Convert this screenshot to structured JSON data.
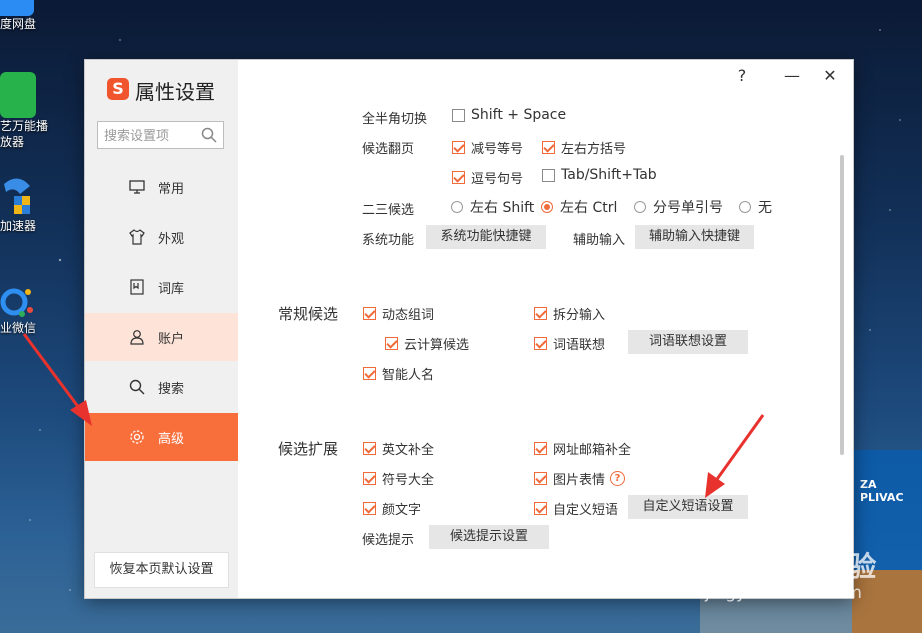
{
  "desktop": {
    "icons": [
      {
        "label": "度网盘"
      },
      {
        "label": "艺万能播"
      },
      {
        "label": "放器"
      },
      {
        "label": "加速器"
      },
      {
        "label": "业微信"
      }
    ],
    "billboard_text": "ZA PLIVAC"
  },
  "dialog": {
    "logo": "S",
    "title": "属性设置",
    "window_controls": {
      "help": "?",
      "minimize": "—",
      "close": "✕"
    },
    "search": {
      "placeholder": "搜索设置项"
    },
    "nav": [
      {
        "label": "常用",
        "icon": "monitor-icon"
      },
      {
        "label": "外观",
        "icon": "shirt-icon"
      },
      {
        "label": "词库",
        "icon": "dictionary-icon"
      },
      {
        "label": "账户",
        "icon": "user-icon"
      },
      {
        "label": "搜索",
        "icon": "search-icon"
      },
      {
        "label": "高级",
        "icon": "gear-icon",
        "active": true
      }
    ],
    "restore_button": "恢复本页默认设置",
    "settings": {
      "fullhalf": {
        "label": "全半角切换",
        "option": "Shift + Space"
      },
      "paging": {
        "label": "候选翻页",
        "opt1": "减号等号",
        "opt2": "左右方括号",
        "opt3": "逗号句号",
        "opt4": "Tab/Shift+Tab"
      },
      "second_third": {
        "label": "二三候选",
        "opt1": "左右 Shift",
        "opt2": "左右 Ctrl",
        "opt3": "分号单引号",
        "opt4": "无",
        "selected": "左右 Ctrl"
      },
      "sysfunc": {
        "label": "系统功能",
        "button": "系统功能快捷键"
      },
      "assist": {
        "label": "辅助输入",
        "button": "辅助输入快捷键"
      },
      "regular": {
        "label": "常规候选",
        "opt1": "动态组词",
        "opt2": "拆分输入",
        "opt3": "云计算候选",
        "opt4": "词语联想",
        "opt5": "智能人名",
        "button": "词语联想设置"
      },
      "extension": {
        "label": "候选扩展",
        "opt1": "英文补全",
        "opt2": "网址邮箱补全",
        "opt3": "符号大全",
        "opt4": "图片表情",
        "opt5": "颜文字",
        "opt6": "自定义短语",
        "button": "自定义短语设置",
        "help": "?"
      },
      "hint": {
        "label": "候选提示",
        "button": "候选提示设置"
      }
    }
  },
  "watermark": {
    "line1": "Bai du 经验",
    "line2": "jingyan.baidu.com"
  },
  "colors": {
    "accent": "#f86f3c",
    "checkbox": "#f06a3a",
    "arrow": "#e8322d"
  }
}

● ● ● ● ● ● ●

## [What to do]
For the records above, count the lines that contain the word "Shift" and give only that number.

## [Response to this task]
3